## WHAT TO WORK ON
Return all lines of the listing below that carry the word "Notice".
------------------------
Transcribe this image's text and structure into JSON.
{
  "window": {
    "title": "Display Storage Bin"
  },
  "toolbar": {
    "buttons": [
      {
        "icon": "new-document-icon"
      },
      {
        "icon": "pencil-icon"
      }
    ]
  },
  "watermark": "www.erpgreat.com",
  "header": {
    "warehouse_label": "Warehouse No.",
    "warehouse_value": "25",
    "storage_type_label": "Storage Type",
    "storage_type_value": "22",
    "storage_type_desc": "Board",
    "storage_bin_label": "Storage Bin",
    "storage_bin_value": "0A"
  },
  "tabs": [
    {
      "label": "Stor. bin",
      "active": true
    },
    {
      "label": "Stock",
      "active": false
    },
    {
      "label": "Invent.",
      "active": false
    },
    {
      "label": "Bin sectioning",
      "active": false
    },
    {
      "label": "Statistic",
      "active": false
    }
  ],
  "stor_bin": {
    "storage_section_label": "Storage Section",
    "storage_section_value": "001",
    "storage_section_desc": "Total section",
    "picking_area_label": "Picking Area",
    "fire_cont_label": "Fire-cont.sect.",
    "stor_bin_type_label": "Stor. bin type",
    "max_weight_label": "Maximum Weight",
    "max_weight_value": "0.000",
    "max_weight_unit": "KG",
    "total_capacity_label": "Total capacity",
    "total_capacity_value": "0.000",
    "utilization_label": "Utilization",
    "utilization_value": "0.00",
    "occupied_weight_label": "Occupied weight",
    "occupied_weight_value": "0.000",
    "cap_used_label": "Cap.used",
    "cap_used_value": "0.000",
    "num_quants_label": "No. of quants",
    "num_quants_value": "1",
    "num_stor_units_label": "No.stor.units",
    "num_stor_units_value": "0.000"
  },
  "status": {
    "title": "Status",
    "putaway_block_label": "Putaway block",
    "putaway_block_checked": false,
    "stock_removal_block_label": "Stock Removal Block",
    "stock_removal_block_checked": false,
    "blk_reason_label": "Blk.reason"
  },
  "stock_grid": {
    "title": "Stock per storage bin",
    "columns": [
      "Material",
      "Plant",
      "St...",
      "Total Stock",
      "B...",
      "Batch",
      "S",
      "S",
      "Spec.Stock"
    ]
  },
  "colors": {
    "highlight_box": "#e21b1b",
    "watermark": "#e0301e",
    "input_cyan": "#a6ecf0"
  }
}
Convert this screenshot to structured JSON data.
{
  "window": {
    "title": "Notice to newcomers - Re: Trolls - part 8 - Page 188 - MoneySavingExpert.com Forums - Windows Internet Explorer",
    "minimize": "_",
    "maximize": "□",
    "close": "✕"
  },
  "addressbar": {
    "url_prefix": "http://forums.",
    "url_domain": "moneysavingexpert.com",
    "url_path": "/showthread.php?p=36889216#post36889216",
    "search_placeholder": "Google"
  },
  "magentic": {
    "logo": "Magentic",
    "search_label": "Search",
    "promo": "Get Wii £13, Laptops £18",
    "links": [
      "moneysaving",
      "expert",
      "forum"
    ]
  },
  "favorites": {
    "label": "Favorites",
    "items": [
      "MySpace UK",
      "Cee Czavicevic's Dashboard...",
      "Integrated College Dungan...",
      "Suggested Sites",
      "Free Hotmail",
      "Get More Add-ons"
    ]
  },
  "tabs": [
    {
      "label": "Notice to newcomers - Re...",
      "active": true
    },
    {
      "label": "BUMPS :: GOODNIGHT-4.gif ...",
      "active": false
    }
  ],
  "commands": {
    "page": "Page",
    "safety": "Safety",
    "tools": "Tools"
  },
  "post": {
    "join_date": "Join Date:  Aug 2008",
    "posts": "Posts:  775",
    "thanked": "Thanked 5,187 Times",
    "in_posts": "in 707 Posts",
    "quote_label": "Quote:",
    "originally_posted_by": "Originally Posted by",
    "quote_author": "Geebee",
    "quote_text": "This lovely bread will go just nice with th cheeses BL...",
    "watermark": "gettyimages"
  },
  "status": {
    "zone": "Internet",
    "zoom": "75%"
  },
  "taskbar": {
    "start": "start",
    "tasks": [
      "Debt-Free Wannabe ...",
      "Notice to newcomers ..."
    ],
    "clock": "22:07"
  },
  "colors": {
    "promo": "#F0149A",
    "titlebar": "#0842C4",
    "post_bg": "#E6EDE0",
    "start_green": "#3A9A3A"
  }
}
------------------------
## TASK OUTPUT
    "title": "Notice to newcomers - Re: Trolls - part 8 - Page 188 - MoneySavingExpert.com Forums - Windows Internet Explorer",
      "label": "Notice to newcomers - Re...",
      "Notice to newcomers ..."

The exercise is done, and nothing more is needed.